[What the task requires] Your answer must be the records below, given again exactly, with no pictures in it.

[Information supplied]
Start of Block
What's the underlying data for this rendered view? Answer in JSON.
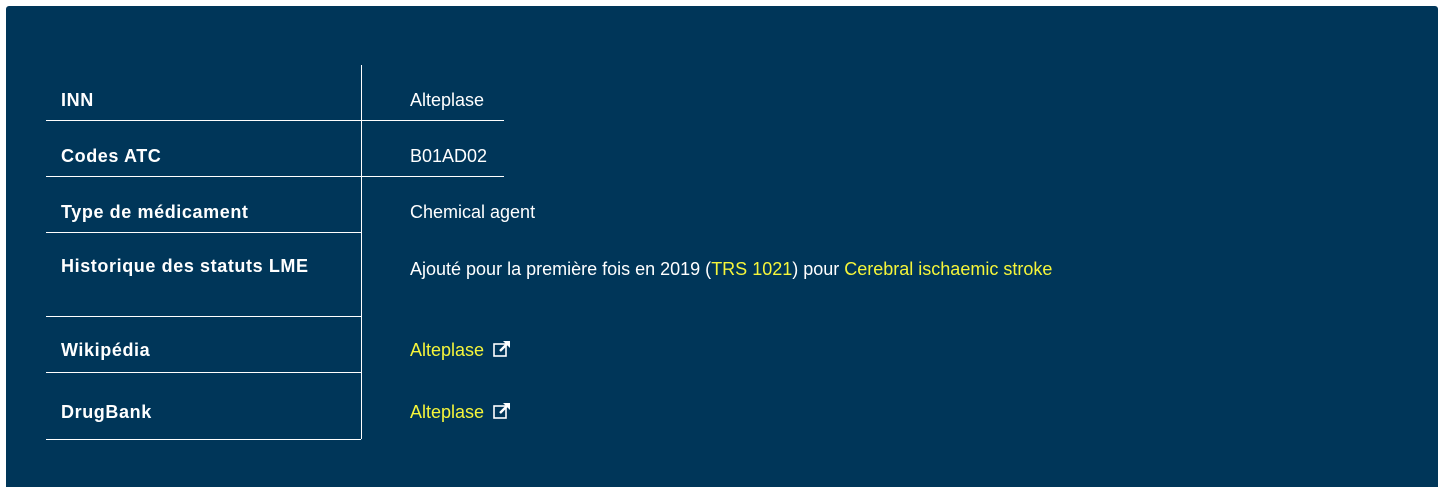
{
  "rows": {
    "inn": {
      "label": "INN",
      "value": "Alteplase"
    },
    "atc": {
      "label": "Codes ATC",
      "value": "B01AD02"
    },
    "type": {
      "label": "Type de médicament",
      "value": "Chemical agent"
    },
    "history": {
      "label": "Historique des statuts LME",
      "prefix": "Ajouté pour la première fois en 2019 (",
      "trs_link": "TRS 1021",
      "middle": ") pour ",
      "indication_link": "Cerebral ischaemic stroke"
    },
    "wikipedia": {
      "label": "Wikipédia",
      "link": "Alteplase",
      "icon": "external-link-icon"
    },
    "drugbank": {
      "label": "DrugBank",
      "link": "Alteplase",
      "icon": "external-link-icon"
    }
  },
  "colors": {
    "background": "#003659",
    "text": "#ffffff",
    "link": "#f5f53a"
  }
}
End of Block
[Solution for this problem]
What's the underlying data for this rendered view? Answer in JSON.
{
  "rows": {
    "inn": {
      "label": "INN",
      "value": "Alteplase"
    },
    "atc": {
      "label": "Codes ATC",
      "value": "B01AD02"
    },
    "type": {
      "label": "Type de médicament",
      "value": "Chemical agent"
    },
    "history": {
      "label": "Historique des statuts LME",
      "prefix": "Ajouté pour la première fois en 2019 (",
      "trs_link": "TRS 1021",
      "middle": ") pour ",
      "indication_link": "Cerebral ischaemic stroke"
    },
    "wikipedia": {
      "label": "Wikipédia",
      "link": "Alteplase",
      "icon": "external-link-icon"
    },
    "drugbank": {
      "label": "DrugBank",
      "link": "Alteplase",
      "icon": "external-link-icon"
    }
  },
  "colors": {
    "background": "#003659",
    "text": "#ffffff",
    "link": "#f5f53a"
  }
}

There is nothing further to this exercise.